Emmanuel Macron, the European Union-favored candidate who managed to posture himself as a firebrand outsider despite his deep ties to the outgoing Socialist administration, has prevailed in the runoff election against populist Marine Le Pen, with initial estimates suggesting that he obtained about 65 percent of the vote.
The presidency will be the first elected office ever held by Macron, whose political career kicked off in 2006 when he joined the Socialist Party. He took on a senior role in Socialist President Francois Hollandeâ€™s staff in 2012 and was appointed as the Minister of Economy and Finance in August 2014, months before Franceâ€™s unemployment rate reached levels not seen for nearly two decades.
Macron will take the reins of a France that has been subsumed by the ever-present threat of terrorism and a flagging economy that has resisted all efforts to set it back on course. He has characterized mass migration as â€śunavoidableâ€ť and waved away concerns over the issue as â€ścultural insecurityâ€ť caused by â€śconfusions and misunderstandings.â€ť

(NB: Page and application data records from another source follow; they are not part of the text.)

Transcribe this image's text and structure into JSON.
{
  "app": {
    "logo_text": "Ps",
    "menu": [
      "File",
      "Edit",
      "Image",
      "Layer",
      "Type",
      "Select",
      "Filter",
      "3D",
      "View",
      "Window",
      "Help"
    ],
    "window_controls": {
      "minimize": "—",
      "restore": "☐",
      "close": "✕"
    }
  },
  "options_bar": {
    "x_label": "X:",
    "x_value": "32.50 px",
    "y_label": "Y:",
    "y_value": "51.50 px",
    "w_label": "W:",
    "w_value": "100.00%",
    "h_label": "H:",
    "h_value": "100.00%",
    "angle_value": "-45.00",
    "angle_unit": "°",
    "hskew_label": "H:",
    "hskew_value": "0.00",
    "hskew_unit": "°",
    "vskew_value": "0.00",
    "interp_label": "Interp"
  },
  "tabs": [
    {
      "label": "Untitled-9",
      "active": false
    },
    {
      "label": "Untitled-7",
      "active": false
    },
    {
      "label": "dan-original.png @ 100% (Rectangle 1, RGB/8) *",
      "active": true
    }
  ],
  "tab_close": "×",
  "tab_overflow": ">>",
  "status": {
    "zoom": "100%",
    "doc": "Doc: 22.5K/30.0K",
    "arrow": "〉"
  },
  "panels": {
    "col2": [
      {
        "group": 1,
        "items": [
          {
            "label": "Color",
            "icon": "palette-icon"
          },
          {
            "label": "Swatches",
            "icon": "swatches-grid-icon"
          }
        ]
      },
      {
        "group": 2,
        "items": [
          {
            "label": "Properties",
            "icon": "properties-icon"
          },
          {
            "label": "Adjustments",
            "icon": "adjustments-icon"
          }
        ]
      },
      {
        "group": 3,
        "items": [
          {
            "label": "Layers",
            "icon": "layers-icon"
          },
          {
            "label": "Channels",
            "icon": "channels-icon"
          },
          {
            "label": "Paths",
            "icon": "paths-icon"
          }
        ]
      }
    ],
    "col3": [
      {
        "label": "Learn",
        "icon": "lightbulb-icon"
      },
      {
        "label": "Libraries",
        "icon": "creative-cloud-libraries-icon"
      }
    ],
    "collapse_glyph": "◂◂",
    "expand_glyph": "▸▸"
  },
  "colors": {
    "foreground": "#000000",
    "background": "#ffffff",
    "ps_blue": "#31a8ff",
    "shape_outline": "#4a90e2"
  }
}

Turnout was surprisingly low given the contentious first round of voting that saw Macron and Le Pen upend the traditional political system in France by unseating candidates from both the Socialist and Republican parties, which have traded power back and forth throughout modern French history.
Together with his newly-formed En Marche! party, Macron promises to adopt a set of free market, pro-business reforms that will hopefully stimulate the economy and put an end to the mass unemployment that has hamstrung France for so long. He also hopes to espouse his brand of leftwing social issues, at the heart of which stands his dedication to promoting multiculturalism and diversity throughout the country.
Photo by Jeff J Mitchell/Getty Images